tcpretrans - Trace or count TCP retransmits and TLPs. Uses Linux eBPF/bcc.


tcpretrans [-h] [-s] [-l] [-c] [-4 | -6]


This traces TCP retransmits, showing address, port, and TCP state information, and sometimes the PID (although usually not, since retransmits are usually sent by the kernel on timeouts). To keep overhead very low, only the TCP retransmit functions are traced. This does not trace every packet (like tcpdump(8) or a packet sniffer). Optionally, it can count retransmits over a user signalled interval to spot potentially dropping network paths the flows are traversing.

This uses dynamic tracing of the kernel tcp_retransmit_skb() and tcp_send_loss_probe() functions, and will need to be updated to match kernel changes to these functions.

Since this uses BPF, only the root user can use this tool.


CONFIG_BPF and bcc.


Print usage message.
Display TCP sequence numbers.
Include tail loss probe attempts (in some cases the kernel may not complete the TLP send).
Count occurring retransmits per flow.
Trace IPv4 family only.
Trace IPv6 family only.


# tcpretrans
# tcpretrans -l
# tcpretrans -4
# tcpretrans -6


Time of the retransmit.
Process ID that was on-CPU. This is less useful than it might sound, as it may usually be 0, for the kernel, for timer-based retransmits.
IP address family (4 or 6).
Local IP address.
Local port.
Type of event: R> == retransmit, L> == tail loss probe.
Remote IP address.
Remote port.
TCP session state.
TCP sequence.
Accumulated occurred retransmits since start.


Should be negligible: TCP retransmit events should be low (<1000/s), and the low overhead this tool adds to each event should make the cost negligible.


This is from bcc.

Also look in the bcc distribution for a companion _examples.txt file containing example usage, output, and commentary for this tool.

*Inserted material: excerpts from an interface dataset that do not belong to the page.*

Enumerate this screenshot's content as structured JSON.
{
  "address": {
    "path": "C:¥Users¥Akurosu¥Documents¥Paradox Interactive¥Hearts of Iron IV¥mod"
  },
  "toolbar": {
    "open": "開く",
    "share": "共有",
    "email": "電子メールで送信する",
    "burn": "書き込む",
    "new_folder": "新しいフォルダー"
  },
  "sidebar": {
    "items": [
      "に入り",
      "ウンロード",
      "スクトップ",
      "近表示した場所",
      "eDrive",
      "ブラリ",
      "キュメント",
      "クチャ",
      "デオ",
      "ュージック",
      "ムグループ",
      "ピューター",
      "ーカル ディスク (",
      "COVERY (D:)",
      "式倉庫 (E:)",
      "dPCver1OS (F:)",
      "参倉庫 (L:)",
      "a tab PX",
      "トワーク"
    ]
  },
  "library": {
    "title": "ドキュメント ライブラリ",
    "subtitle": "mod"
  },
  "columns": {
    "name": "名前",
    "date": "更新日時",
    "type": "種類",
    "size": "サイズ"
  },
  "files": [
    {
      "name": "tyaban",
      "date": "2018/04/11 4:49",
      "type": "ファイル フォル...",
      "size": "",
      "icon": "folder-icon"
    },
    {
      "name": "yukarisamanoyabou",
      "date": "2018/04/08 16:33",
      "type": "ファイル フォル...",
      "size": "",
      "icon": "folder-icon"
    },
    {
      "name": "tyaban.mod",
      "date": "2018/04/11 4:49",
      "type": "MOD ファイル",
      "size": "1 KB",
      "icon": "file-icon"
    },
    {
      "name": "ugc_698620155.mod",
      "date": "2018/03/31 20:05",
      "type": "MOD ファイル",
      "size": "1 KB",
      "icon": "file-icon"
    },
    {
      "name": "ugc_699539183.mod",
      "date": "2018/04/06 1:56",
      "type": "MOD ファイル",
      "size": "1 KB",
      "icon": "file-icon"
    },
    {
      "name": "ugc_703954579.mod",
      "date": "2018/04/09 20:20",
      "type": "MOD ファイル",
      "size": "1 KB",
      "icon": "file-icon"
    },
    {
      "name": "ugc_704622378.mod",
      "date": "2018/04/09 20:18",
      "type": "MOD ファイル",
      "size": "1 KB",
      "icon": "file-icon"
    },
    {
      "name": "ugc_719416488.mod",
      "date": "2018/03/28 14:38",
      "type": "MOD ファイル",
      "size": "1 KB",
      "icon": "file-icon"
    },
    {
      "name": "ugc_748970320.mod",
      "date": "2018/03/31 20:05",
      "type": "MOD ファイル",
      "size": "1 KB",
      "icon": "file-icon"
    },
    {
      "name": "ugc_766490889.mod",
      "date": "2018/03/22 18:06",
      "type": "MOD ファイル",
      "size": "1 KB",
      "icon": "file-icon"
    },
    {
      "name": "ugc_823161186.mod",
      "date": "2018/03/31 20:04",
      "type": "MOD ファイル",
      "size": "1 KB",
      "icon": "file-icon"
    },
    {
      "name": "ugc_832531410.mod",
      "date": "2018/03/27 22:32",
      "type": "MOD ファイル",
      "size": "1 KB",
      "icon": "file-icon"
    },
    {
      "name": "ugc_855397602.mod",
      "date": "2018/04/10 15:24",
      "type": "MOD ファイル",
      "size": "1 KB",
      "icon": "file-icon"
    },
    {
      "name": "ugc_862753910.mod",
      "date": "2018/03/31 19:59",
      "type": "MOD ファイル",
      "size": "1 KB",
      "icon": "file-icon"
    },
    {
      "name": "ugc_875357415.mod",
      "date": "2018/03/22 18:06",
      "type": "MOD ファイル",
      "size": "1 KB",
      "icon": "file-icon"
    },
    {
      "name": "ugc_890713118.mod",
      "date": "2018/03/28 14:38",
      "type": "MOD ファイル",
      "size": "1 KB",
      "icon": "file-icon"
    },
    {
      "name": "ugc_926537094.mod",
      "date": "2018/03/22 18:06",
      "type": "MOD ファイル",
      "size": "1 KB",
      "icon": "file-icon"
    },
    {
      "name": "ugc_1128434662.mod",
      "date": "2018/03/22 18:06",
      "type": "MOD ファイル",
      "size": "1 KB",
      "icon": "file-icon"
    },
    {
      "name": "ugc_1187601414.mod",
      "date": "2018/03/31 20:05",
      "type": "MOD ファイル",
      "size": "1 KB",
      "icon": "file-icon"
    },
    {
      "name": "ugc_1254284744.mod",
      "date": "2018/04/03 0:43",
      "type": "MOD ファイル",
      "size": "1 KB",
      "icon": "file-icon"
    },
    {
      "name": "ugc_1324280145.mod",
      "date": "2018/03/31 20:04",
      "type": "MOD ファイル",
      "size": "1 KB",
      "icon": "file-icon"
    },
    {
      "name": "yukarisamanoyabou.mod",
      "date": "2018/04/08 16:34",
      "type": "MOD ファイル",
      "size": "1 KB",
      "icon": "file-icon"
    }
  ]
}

Unstable - in development.


Brendan Gregg


tcpconnect(8), tcpaccept(8)

2016-02-14 USER COMMANDS